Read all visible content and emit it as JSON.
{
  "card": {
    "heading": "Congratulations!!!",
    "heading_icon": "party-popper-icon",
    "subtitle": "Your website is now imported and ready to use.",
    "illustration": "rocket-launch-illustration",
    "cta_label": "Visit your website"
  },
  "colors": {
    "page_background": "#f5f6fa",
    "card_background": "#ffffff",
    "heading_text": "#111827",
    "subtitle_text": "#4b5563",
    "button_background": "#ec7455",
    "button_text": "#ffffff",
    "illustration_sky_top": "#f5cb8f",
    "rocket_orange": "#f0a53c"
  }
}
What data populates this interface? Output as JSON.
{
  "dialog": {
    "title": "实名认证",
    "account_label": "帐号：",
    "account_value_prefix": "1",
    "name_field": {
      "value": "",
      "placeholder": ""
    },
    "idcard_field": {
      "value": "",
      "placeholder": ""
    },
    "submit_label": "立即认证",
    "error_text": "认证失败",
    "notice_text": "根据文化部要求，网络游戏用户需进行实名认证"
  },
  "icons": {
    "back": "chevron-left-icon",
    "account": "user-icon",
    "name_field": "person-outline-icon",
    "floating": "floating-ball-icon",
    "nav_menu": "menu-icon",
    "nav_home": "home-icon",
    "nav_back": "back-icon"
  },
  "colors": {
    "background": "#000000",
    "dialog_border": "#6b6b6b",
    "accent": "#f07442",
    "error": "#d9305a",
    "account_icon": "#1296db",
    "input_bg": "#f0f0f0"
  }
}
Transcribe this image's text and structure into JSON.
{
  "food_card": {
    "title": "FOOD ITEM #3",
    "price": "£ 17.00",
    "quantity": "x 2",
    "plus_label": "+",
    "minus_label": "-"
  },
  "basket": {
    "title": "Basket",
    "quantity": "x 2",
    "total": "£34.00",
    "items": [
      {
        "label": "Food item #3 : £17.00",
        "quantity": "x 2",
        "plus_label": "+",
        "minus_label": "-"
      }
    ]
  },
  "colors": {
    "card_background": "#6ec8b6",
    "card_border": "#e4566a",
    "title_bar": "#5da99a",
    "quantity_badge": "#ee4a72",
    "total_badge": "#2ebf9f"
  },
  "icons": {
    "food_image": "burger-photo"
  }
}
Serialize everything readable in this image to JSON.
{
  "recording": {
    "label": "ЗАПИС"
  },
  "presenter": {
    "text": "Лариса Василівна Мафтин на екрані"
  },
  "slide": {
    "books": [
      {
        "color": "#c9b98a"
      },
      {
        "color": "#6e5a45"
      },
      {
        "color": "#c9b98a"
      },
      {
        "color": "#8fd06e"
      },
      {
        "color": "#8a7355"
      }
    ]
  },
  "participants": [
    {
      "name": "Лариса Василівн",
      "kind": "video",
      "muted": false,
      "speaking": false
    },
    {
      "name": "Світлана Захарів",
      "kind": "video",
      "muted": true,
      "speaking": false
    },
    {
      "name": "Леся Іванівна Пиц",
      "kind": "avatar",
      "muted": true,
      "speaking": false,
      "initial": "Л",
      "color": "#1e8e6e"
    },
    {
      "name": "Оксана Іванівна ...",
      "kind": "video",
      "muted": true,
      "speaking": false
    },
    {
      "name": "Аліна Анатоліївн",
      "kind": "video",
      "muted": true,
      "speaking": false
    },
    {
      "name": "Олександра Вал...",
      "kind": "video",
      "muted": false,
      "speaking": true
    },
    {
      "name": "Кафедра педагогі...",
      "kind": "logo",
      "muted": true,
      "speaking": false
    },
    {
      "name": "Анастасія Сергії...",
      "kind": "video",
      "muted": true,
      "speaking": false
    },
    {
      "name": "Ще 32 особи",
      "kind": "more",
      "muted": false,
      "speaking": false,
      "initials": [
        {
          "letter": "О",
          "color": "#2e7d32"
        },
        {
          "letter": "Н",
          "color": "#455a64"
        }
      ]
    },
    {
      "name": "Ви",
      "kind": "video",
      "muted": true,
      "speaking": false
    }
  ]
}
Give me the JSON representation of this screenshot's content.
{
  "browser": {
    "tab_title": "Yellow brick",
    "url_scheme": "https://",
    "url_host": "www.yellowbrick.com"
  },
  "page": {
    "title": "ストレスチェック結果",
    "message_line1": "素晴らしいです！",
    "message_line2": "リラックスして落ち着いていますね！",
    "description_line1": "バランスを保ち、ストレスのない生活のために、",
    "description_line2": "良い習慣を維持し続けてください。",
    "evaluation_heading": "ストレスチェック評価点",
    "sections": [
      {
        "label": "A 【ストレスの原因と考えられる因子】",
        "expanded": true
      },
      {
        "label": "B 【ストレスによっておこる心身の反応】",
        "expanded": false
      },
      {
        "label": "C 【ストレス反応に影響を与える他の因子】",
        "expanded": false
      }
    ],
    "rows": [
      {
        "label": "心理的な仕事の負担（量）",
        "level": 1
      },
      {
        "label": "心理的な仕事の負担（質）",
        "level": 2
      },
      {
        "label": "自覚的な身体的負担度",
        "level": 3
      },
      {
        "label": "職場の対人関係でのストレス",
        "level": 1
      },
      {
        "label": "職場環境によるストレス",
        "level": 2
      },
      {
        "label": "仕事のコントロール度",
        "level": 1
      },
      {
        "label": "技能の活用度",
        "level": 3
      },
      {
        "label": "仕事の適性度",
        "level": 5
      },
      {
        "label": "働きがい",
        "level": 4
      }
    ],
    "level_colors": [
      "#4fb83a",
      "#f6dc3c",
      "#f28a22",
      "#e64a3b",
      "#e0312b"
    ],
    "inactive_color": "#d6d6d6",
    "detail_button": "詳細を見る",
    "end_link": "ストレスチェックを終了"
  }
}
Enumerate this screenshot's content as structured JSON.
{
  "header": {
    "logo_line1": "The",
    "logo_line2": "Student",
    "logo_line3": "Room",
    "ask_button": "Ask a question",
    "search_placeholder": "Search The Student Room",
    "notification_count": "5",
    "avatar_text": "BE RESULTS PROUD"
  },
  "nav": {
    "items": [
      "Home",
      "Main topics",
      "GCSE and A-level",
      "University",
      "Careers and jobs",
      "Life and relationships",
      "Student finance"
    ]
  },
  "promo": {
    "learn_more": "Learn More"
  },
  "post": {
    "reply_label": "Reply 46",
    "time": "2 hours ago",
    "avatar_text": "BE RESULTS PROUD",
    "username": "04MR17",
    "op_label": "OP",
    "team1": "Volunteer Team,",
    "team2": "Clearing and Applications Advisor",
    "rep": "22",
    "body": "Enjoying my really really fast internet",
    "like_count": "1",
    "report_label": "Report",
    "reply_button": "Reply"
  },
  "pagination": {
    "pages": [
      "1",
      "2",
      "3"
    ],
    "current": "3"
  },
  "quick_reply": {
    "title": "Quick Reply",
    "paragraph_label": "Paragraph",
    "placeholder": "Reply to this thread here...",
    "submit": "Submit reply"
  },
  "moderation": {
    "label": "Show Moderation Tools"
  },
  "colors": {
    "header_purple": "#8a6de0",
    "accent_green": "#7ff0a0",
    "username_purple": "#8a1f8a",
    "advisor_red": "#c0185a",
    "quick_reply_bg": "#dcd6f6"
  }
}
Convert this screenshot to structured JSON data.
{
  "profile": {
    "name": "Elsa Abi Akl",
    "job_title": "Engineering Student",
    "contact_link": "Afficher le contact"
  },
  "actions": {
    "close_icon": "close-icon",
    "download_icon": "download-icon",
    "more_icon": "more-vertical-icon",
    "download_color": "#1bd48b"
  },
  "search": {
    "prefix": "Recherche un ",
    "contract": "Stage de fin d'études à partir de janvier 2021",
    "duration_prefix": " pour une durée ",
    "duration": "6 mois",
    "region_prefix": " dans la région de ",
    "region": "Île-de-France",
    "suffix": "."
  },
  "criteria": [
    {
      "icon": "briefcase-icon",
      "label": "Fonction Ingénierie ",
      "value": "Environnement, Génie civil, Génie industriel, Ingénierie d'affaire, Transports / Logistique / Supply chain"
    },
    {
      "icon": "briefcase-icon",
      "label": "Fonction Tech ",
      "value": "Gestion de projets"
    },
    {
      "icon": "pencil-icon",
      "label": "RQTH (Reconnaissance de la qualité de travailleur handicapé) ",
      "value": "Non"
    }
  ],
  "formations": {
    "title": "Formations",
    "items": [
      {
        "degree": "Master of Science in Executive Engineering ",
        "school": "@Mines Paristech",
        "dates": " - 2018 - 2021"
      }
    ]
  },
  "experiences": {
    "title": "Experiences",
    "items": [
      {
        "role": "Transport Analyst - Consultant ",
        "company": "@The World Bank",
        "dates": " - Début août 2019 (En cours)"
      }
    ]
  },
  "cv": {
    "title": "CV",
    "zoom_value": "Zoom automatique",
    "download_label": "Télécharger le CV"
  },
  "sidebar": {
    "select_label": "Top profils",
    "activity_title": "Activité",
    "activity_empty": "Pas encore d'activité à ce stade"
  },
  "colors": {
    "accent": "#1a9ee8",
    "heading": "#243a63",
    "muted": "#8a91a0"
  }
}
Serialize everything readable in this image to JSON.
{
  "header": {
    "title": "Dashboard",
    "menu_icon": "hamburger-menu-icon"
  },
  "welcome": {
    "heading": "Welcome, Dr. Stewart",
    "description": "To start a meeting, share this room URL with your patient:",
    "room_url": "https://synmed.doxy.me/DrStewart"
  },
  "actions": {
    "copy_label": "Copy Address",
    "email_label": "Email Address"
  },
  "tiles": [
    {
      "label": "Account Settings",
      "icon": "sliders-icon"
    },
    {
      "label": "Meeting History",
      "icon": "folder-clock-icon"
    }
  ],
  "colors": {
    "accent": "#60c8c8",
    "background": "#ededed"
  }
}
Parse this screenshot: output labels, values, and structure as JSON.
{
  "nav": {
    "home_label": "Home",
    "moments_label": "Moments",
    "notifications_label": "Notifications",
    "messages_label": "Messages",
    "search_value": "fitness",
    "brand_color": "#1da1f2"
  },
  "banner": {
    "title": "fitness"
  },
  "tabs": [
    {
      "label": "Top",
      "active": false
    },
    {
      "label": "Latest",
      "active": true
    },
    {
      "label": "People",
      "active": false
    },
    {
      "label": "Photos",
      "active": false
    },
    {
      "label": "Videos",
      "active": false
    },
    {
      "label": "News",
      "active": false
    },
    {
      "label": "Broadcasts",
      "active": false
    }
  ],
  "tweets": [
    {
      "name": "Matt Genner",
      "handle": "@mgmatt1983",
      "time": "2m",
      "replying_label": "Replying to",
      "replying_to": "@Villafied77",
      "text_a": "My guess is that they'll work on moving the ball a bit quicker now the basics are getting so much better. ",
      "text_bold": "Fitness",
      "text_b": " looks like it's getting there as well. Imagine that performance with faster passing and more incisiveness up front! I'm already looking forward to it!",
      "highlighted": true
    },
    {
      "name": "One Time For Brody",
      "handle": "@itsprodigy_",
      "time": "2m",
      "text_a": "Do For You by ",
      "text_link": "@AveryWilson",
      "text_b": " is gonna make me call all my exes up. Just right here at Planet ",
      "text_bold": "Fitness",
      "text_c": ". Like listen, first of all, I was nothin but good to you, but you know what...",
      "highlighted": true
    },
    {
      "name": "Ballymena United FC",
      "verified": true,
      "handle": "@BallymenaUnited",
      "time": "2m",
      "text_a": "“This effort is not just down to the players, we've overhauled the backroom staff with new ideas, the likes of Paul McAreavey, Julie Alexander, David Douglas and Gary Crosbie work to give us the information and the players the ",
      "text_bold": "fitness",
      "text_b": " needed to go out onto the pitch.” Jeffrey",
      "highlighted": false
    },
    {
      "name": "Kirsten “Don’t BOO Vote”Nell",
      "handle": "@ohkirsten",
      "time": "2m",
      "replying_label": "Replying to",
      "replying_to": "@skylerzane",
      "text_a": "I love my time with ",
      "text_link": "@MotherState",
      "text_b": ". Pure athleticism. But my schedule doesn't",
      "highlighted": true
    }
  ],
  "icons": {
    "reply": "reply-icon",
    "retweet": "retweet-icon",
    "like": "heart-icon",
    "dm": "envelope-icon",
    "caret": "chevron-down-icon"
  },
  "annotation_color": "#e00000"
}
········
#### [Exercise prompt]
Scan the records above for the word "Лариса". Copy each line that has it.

#### [Solution to this task]
    "text": "Лариса Василівна Мафтин на екрані"
      "name": "Лариса Василівн",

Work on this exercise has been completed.